TASK GOAL: This exercise calls for every line of the data below with the string "time" in it.

GIVEN DATA:

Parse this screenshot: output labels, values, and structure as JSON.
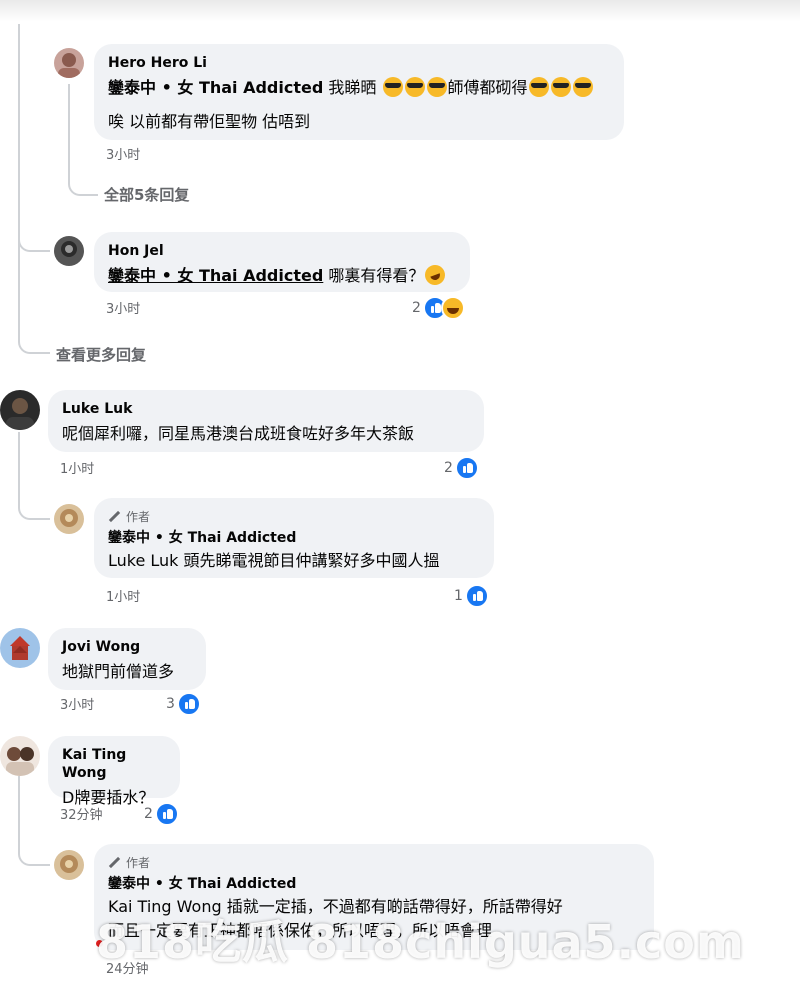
{
  "reply_hero": {
    "author": "Hero Hero Li",
    "tag": "鑾泰中 • 女 Thai Addicted",
    "text_a": "我睇晒",
    "text_b": "師傅都砌得",
    "line2": "唉 以前都有帶佢聖物 估唔到",
    "time": "3小时"
  },
  "view_replies_5": "全部5条回复",
  "reply_hon": {
    "author": "Hon Jel",
    "tag": "鑾泰中 • 女 Thai Addicted",
    "text": "哪裏有得看？",
    "time": "3小时",
    "reactions": "2"
  },
  "view_more_replies": "查看更多回复",
  "comment_luke": {
    "author": "Luke Luk",
    "text": "呢個犀利囉，同星馬港澳台成班食咗好多年大茶飯",
    "time": "1小时",
    "reactions": "2"
  },
  "reply_author_1": {
    "badge": "作者",
    "author": "鑾泰中 • 女 Thai Addicted",
    "text": "Luke Luk 頭先睇電視節目仲講緊好多中國人搵",
    "time": "1小时",
    "reactions": "1"
  },
  "comment_jovi": {
    "author": "Jovi Wong",
    "text": "地獄門前僧道多",
    "time": "3小时",
    "reactions": "3"
  },
  "comment_kai": {
    "author": "Kai Ting Wong",
    "text": "D牌要插水？",
    "time": "32分钟",
    "reactions": "2"
  },
  "reply_author_2": {
    "badge": "作者",
    "author": "鑾泰中 • 女 Thai Addicted",
    "line1": "Kai Ting Wong 插就一定插，不過都有啲話帶得好，所話帶得好",
    "line2": "而且一定要有正神都唔係保佑，所以唔理，所以唔會理",
    "time": "24分钟"
  },
  "watermark": "818吃瓜  818chigua5.com",
  "colors": {
    "bubble": "#f0f2f5",
    "like": "#1877f2",
    "meta": "#65676b"
  }
}
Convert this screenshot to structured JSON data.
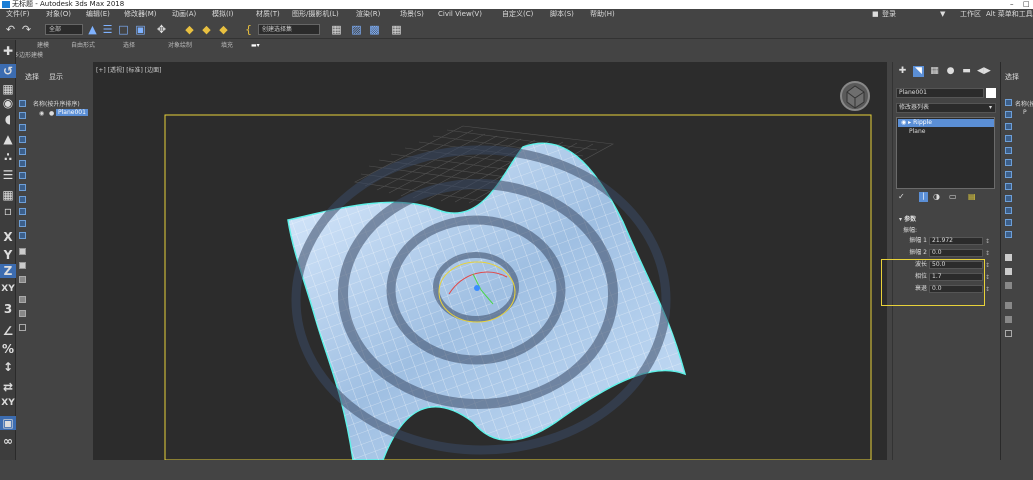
{
  "window": {
    "title": "无标题 - Autodesk 3ds Max 2018",
    "minimize": "–",
    "restore": "□"
  },
  "menu": [
    "文件(F)",
    "对象(O)",
    "编辑(E)",
    "修改器(M)",
    "动画(A)",
    "模拟(I)",
    "材质(T)",
    "图形/摄影机(L)",
    "渲染(R)",
    "场景(S)",
    "Civil View(V)",
    "自定义(C)",
    "脚本(S)",
    "帮助(H)"
  ],
  "menu_right": {
    "user": "登录",
    "workspace": "工作区",
    "workspace_value": "Alt 菜单和工具"
  },
  "toolbar": {
    "filter_dropdown": "全部",
    "selection_set": "创建选择集"
  },
  "ribbon": {
    "tabs": [
      "建模",
      "自由形式",
      "选择",
      "对象绘制",
      "填充"
    ],
    "subtitle": "多边形建模"
  },
  "scene_explorer": {
    "tabs": [
      "选择",
      "显示"
    ],
    "column_header": "名称(按升序排序)",
    "items": [
      "Plane001"
    ]
  },
  "viewport": {
    "label": "[+] [透视] [标准] [边面]"
  },
  "command_panel": {
    "object_name": "Plane001",
    "modifier_list": "修改器列表",
    "stack": [
      "Ripple",
      "Plane"
    ],
    "rollout_title": "参数",
    "amplitude_group": "振幅:",
    "params": [
      {
        "label": "振幅 1",
        "value": "21.972"
      },
      {
        "label": "振幅 2",
        "value": "0.0"
      },
      {
        "label": "波长",
        "value": "50.0"
      },
      {
        "label": "相位",
        "value": "1.7"
      },
      {
        "label": "衰退",
        "value": "0.0"
      }
    ]
  },
  "right_explorer": {
    "tabs": [
      "选择"
    ],
    "column_header": "名称(按",
    "items": [
      "P"
    ]
  },
  "colors": {
    "ui_bg": "#444444",
    "viewport_bg": "#2c2c2c",
    "accent": "#5b8fd6",
    "highlight_frame": "#e8d23a",
    "mesh": "#b8d2ee",
    "mesh_edge": "#5ff0e8"
  }
}
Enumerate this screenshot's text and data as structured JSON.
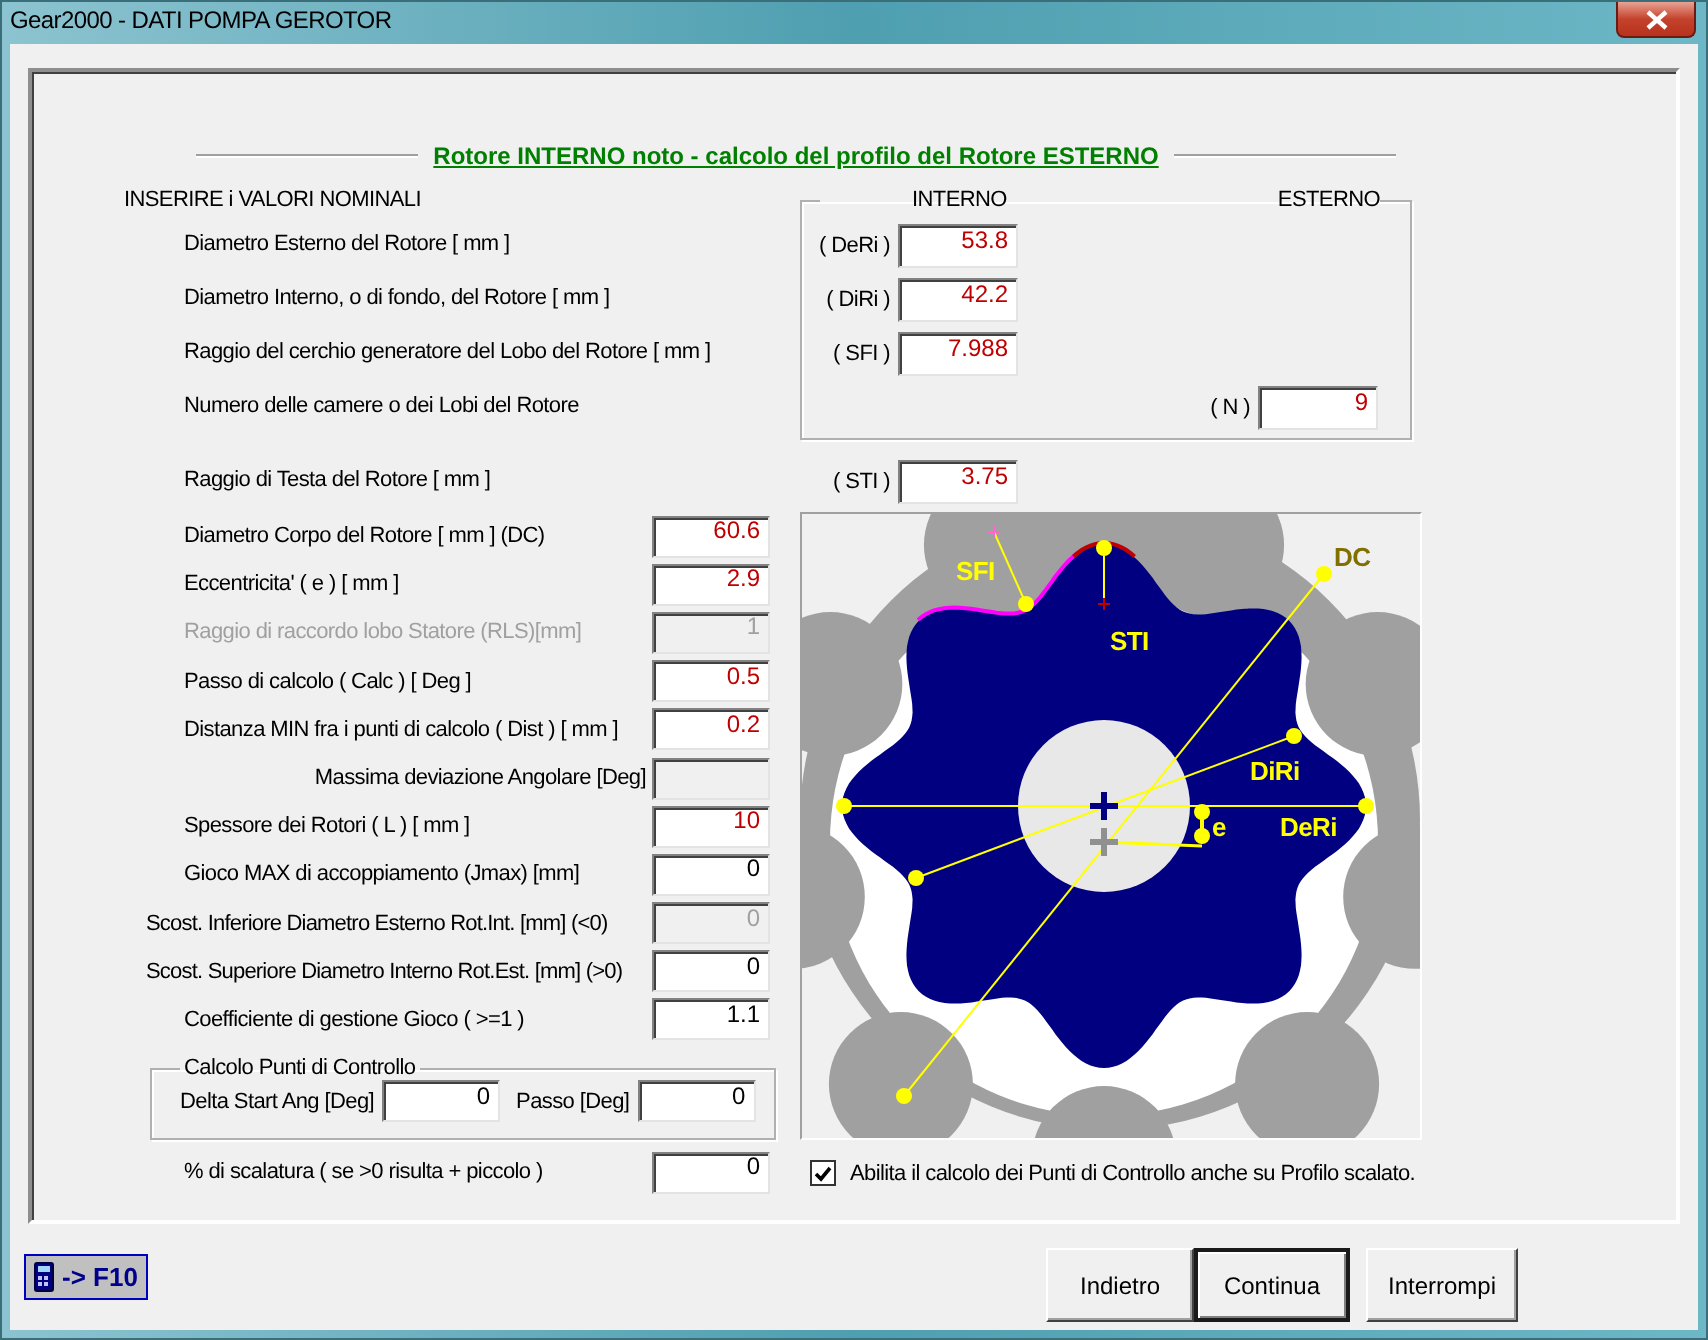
{
  "window": {
    "title": "Gear2000 - DATI POMPA GEROTOR"
  },
  "header": {
    "title": "Rotore INTERNO noto - calcolo del profilo del Rotore ESTERNO"
  },
  "nominal": {
    "heading": "INSERIRE i VALORI NOMINALI",
    "columns": [
      "INTERNO",
      "ESTERNO"
    ],
    "rows": [
      {
        "label": "Diametro Esterno del Rotore [ mm ]",
        "tag": "( DeRi )",
        "value": "53.8",
        "highlighted": true,
        "kind": "inner"
      },
      {
        "label": "Diametro Interno, o di fondo, del Rotore [ mm ]",
        "tag": "( DiRi )",
        "value": "42.2",
        "highlighted": true,
        "kind": "inner"
      },
      {
        "label": "Raggio del cerchio generatore del Lobo del Rotore [ mm ]",
        "tag": "( SFI )",
        "value": "7.988",
        "highlighted": true,
        "kind": "inner"
      },
      {
        "label": "Numero delle camere o dei Lobi del Rotore",
        "tag": "( N )",
        "value": "9",
        "highlighted": true,
        "kind": "outer"
      }
    ]
  },
  "head_radius": {
    "label": "Raggio di Testa del Rotore [ mm ]",
    "tag": "( STI )",
    "value": "3.75",
    "highlighted": true
  },
  "parameters": [
    {
      "kind": "standard",
      "label": "Diametro Corpo del Rotore [ mm ] (DC)",
      "value": "60.6",
      "highlighted": true,
      "disabled": false
    },
    {
      "kind": "standard",
      "label": "Eccentricita'  ( e ) [ mm ]",
      "value": "2.9",
      "highlighted": true,
      "disabled": false
    },
    {
      "kind": "standard",
      "label": "Raggio di raccordo lobo Statore (RLS)[mm]",
      "value": "1",
      "highlighted": false,
      "disabled": true
    },
    {
      "kind": "standard",
      "label": "Passo di calcolo ( Calc ) [ Deg ]",
      "value": "0.5",
      "highlighted": true,
      "disabled": false
    },
    {
      "kind": "standard",
      "label": "Distanza MIN fra i punti di calcolo ( Dist ) [ mm ]",
      "value": "0.2",
      "highlighted": true,
      "disabled": false
    },
    {
      "kind": "derived",
      "label": "Massima deviazione Angolare [Deg]",
      "highlighted": false,
      "disabled": true
    },
    {
      "kind": "standard",
      "label": "Spessore dei Rotori ( L ) [ mm ]",
      "value": "10",
      "highlighted": true,
      "disabled": false
    },
    {
      "kind": "standard",
      "label": "Gioco MAX di accoppiamento (Jmax) [mm]",
      "value": "0",
      "highlighted": false,
      "disabled": false
    },
    {
      "kind": "tolerance",
      "label": "Scost. Inferiore Diametro Esterno Rot.Int. [mm] (<0)",
      "value": "0",
      "highlighted": false,
      "disabled": true
    },
    {
      "kind": "tolerance",
      "label": "Scost. Superiore Diametro Interno Rot.Est. [mm] (>0)",
      "value": "0",
      "highlighted": false,
      "disabled": false
    },
    {
      "kind": "standard",
      "label": "Coefficiente di gestione Gioco ( >=1 )",
      "value": "1.1",
      "highlighted": false,
      "disabled": false
    }
  ],
  "control_points": {
    "title": "Calcolo Punti di Controllo",
    "fields": [
      {
        "label": "Delta Start Ang [Deg]",
        "value": "0"
      },
      {
        "label": "Passo [Deg]",
        "value": "0"
      }
    ]
  },
  "scaling": {
    "label": "% di scalatura ( se >0 risulta + piccolo )",
    "value": "0"
  },
  "drawing": {
    "labels": [
      "SFI",
      "STI",
      "DC",
      "DiRi",
      "DeRi",
      "e"
    ]
  },
  "scaled_option": {
    "label": "Abilita il calcolo dei Punti di Controllo anche su Profilo scalato.",
    "checked": true
  },
  "calculator": {
    "label": "-> F10"
  },
  "buttons": [
    {
      "label": "Indietro",
      "default": false
    },
    {
      "label": "Continua",
      "default": true
    },
    {
      "label": "Interrompi",
      "default": false
    }
  ]
}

EXERCISE OUTPUT:
    "time": "3小时"
    "time": "3小时",
    "time": "1小时",
    "time": "1小时",
    "time": "3小时",
    "time": "32分钟",
    "time": "24分钟"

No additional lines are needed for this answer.